Li v Liang 2021 BCSC 1856 dealt with the legal procedural issue of whether two family cases involving the same parties should be tried together .
The court reviewed the seven criteria discussed in Merritt v Imasco Enterprises Inc (1992) BCJ 160 and Beazley v ICBC 2004 BCSC 1094 and held that the two claims did not have common claims or disputes that would require them to be either consolidated or tried at the same time. The two actions were not so interwoven as to make separate trials undesirable. There would also be prejudice to the plaintiff that would outweigh any potential benefit.
These applications are common in multi motor vehicle claims for example but I opine could be used in estate litigation situation such as the law as set out in Johnston v Johnston that claims involving both the validity of the will and the wills variation claims should not be heard together as the validity of the will should firstly be determined .
For example It would make procedural sense to have the wills variation claim tried right after the validity claim if the will is found to be valid as it is the same parties and the same evidence. I am not aware if this has been done to date.
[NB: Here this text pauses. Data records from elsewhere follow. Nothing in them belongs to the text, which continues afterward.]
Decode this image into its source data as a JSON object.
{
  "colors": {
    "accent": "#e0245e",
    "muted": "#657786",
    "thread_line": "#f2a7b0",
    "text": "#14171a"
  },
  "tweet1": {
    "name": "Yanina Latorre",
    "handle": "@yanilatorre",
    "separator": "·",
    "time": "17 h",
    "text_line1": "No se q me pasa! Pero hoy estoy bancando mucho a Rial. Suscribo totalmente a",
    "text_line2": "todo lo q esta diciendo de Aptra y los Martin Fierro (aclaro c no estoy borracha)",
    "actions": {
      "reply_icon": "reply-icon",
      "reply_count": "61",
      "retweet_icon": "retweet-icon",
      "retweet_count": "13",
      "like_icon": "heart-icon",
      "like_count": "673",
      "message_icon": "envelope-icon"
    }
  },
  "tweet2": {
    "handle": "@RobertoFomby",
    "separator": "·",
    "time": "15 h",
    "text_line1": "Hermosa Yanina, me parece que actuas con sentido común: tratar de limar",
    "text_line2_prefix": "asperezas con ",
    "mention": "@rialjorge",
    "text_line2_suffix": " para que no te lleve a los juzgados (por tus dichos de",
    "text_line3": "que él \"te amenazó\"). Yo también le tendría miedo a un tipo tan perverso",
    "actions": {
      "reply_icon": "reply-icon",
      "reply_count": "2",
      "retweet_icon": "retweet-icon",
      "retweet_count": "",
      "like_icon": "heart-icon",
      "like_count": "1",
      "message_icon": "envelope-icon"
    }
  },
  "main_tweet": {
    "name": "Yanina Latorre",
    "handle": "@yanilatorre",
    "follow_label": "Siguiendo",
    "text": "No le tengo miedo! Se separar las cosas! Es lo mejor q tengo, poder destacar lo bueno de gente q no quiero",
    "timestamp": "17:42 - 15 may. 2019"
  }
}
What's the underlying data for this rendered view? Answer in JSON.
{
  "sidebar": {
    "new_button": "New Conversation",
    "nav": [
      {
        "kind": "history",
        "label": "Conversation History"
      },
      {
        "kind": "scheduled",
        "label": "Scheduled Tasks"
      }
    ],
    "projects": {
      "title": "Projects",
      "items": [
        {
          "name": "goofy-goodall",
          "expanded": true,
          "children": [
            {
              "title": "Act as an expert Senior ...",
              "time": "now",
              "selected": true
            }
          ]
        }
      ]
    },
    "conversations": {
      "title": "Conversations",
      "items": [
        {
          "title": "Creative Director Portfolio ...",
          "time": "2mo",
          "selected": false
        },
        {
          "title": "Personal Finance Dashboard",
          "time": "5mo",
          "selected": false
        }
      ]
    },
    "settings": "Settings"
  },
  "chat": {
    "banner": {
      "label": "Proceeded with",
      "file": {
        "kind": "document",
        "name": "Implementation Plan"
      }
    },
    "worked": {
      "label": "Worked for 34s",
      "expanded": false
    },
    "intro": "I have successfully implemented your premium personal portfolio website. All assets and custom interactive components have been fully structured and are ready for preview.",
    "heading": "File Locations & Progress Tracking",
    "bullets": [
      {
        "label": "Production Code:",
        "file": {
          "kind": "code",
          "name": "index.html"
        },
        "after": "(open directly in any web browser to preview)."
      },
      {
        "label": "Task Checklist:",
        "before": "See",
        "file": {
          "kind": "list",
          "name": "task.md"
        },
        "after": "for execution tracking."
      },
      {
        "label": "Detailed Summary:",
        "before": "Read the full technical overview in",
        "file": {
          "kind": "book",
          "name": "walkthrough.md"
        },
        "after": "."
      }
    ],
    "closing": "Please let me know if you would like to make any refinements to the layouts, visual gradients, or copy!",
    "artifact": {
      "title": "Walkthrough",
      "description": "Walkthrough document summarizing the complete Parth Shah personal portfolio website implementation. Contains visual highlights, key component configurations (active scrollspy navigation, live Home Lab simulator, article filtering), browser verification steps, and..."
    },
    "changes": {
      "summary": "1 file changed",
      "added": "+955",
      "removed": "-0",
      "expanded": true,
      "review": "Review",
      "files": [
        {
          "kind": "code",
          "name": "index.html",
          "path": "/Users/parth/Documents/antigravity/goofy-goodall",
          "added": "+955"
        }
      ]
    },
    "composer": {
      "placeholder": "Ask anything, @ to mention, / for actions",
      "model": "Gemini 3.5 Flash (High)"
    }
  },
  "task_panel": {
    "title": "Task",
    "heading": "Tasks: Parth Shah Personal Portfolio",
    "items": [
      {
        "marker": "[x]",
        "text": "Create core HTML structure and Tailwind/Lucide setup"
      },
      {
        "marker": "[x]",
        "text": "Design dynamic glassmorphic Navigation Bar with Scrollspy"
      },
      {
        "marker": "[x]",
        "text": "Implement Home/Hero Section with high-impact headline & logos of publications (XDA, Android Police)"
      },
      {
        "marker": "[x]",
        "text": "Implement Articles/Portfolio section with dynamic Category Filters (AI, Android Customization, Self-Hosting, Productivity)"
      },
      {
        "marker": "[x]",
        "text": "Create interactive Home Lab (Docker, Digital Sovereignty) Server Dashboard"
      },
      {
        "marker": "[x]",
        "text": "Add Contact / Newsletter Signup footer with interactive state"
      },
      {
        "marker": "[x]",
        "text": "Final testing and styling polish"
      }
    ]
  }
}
THE LAW ( Rule 22-5(8)
The application seeks to have a civil action consolidated with or tried at the same time as a family law case. It must be considered under Rule 22-5(8) of the Supreme Court Rules.
That rule applies to proceedings, which include a Supreme Court civil action and any other suit, cause or matter.
(8) Proceedings may be consolidated at any time by order of the court or may be ordered to be tried at the same time or on the same day.
The matters the court is to consider on an application pursuant to Rule 22-5(8) are set out in cases that considered the previous rule (Rule 5(8)),
which was identical to the present rule. In Merritt v. lmasco Enterprises Inc., B.C.J. No. 160
“ I accept that the foundation of an application under R. 5(8) is, indeed, disclosed by the pleadings. The examination of the pleadings will answer the first
question to be addressed: do common claims, disputes and relationships exist between the parties?
But the next question which one must ask is: are they “so interwoven as to make separate trials at different times before different judges
undesirable and fraught with problems and economic expense”? Webster v.Webster (1979), 12 B.C.L.R. 172 at 182, 10 R.F.L. (2d0 148, 101 D.L.R. (3d) 248(C.A.).
That second question cannot, in my respectful view, be determined solely by reference to the pleadings. Reference must also be made to matters disclosed
outside the pleadings:
(1) Will the order sought create a saving in pre-trial procedures, (in particular, pre-trial conferences)?
(2) Will there be a real reduction in the number of trial days taken up by trials being heard at the same time?
(3) What is the potential for a party to be seriously inconvenienced bybeing required to attend a trial in which that party may have only amarginal interest?
(4) Will there be a real saving in experts’ time and witness fees?
In Beazley v. Insurance Corp. of British Columbia, 2004 BCSC 1091, at paras. 12-13, Madam Justice Kirkpatrick, then a Judge of the Supreme Court
of British Columbia, added the following three factors to the four factors set out Merritt
(5) Is one of the actions at a more advanced stage than the other? . .
(6) Will the order result in a delay of the trial of one of the actions and, if so, does any prejudice which a party may suffer as a result of that delay
outweigh the potential benefits which a combined trial might otherwise have?
(7) Is there a substantial risk that separate trials will result in inconsistent
findings on identical issues?
In both Merritt (at para. 19) and Beaziey (at para. 12) the Court indicated that the factors listed above are not intended to be an exhaustivelist, but are to be regarded as some matters to be considered before making an order under the rule. The order should make sense in the overall circumstances of the litigation.